Do you feel like the other parent of your child is even more of a kid than your child? Perhaps the other parent has a serious drug problem, was arrested and convicted of violent crimes or maybe your ex abused you and your children in the past. If one of these scenarios applies to you, supervised visitation may be the key to allowing your children safe, continued and healthy contact with your ex.
Colorado courts generally believe that it serves the best interests of children when they have contact with both parents. Even when one parent poses a potential risk or danger to the children, courts may still encourage continued contact, but with a plan that requires supervised visits monitored by a court-approved or court-appointed individual.
How supervised visitation works
With supervised visits, the noncustodial parent gets to see his or her children in a safe environment with another adult, or "supervisor," present. When supervised visits are appropriate, the court will include the requirement in the parenting plan. A visitation schedule will also be needed to ensure that the visits actually happen and how they will happen.
When supervised visitations happen, the custodial parent will usually drop the child off in a neutral location, where the court-appointed or family-selected and court approved supervisor will be present. The noncustodial parent may then spend time with the child while the supervisor is present and monitoring.
Situations in which supervised visits are appropriate
Here are some examples of situations when a Colorado court might order supervised visits:
- If the parent has a past history of sexual, physical or emotional abuse against the child.
- If the parent has a problem with substance abuse.
- If the parent has a mental illness that could threaten the child.
- If the parent might present an abduction or kidnapping risk.

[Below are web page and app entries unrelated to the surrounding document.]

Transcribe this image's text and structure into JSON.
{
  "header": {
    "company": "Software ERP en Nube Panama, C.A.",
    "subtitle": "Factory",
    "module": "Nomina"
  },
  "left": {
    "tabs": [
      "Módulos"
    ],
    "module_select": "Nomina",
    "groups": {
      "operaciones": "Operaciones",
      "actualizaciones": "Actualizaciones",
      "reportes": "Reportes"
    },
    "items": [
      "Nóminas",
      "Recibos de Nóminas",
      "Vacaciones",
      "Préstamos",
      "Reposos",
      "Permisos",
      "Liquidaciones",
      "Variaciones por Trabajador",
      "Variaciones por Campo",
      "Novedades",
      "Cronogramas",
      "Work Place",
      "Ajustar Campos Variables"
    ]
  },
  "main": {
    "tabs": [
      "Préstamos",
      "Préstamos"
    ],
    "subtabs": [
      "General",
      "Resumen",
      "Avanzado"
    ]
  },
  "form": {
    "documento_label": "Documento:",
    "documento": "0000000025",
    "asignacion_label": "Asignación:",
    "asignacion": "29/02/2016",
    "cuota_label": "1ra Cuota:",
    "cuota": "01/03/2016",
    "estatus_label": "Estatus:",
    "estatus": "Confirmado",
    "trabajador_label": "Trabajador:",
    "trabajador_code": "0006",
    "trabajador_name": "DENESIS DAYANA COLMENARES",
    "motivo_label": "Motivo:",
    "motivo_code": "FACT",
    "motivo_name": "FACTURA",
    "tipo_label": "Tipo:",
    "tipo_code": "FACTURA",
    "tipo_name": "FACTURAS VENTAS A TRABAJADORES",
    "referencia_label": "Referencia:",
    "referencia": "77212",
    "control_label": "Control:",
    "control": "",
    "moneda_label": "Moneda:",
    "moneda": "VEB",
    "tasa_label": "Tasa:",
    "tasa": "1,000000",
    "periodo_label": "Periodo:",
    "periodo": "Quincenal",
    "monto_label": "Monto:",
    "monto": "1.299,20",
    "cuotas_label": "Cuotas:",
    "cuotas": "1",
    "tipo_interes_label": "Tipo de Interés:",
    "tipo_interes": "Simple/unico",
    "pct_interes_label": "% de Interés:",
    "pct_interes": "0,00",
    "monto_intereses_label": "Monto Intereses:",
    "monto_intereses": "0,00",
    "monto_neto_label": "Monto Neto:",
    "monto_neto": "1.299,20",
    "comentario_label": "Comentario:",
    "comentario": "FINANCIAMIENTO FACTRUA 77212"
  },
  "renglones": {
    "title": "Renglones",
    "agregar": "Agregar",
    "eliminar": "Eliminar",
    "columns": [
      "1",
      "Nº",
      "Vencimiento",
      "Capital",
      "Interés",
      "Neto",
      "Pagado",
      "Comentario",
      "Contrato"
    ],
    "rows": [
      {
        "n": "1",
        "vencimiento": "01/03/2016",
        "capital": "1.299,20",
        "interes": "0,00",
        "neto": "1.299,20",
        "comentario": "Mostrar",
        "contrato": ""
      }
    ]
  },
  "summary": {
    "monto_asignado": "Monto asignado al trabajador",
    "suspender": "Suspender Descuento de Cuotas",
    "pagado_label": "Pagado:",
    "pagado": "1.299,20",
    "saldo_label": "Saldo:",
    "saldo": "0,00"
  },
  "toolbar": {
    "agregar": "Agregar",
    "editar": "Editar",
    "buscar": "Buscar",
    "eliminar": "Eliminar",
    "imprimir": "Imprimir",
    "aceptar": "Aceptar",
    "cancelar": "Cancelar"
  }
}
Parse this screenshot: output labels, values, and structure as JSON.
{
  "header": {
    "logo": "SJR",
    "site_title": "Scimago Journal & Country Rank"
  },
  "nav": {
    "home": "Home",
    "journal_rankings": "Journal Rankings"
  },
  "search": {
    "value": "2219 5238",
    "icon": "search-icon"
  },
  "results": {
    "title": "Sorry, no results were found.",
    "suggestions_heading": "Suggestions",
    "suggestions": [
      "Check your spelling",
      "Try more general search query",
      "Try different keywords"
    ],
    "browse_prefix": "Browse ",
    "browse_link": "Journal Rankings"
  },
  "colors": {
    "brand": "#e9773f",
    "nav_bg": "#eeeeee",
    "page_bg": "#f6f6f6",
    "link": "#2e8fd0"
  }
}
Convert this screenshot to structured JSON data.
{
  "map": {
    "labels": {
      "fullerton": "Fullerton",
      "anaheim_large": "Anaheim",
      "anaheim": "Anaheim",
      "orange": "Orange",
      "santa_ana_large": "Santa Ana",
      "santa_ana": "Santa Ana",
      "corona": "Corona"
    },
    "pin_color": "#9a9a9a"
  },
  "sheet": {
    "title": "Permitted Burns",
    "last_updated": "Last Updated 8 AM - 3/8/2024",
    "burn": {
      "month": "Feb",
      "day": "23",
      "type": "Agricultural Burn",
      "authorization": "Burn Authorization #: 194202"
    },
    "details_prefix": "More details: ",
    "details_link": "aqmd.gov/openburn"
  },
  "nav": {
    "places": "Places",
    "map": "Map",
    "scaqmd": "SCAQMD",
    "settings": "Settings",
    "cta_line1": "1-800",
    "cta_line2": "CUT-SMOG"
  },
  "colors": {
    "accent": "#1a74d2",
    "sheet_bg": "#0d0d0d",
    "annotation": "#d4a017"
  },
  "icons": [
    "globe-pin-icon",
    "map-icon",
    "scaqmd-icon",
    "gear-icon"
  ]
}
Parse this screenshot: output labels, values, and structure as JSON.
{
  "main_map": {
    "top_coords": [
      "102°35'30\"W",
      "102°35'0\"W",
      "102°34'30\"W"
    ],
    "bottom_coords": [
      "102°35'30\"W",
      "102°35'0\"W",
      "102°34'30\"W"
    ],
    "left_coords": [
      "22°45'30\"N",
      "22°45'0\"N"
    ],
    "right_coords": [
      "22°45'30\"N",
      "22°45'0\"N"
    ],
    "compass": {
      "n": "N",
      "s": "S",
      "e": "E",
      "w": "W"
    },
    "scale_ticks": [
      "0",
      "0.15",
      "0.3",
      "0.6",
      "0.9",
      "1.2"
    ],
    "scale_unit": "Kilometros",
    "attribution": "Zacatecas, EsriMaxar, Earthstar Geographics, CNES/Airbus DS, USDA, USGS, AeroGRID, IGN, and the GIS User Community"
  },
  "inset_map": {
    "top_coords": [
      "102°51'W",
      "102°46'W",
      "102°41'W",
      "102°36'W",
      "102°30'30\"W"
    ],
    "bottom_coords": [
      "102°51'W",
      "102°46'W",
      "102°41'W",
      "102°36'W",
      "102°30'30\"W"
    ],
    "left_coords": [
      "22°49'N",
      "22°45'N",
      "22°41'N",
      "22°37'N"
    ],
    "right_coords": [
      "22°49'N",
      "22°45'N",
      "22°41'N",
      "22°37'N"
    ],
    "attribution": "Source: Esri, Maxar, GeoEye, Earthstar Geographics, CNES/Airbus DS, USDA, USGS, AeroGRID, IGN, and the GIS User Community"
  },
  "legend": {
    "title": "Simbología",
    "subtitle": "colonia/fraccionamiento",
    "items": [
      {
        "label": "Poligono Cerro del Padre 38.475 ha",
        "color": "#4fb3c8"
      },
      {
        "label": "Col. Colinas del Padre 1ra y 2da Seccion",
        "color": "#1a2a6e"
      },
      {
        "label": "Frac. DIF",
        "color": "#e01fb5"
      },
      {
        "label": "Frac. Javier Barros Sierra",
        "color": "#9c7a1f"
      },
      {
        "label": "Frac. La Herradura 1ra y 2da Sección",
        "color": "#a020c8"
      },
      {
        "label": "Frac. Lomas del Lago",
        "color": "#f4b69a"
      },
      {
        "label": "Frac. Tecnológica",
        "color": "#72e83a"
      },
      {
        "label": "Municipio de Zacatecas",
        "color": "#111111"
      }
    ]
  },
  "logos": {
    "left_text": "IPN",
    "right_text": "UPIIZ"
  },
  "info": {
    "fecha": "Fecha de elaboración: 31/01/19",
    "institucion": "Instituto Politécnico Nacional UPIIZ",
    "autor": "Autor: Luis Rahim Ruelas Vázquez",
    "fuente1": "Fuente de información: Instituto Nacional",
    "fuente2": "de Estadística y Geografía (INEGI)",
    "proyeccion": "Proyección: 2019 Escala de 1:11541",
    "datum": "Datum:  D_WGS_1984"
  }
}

- If the parent was guilty of neglecting the child.
- If the parent has thus far avoided involvement in the child's life but now wants to build a relationship.
- If dangerous family situations occurred in the past.
Could supervised visitation be right for your family?
If you feel that your situation warrants supervised visits, you may be able to advocate for them in court during your child custody proceedings. Although courts will support your child's ability to visit with the noncustodial parent, Colorado courts will always honor your child's need for safety and protection if the noncustodial parent presents any kind of danger or risk.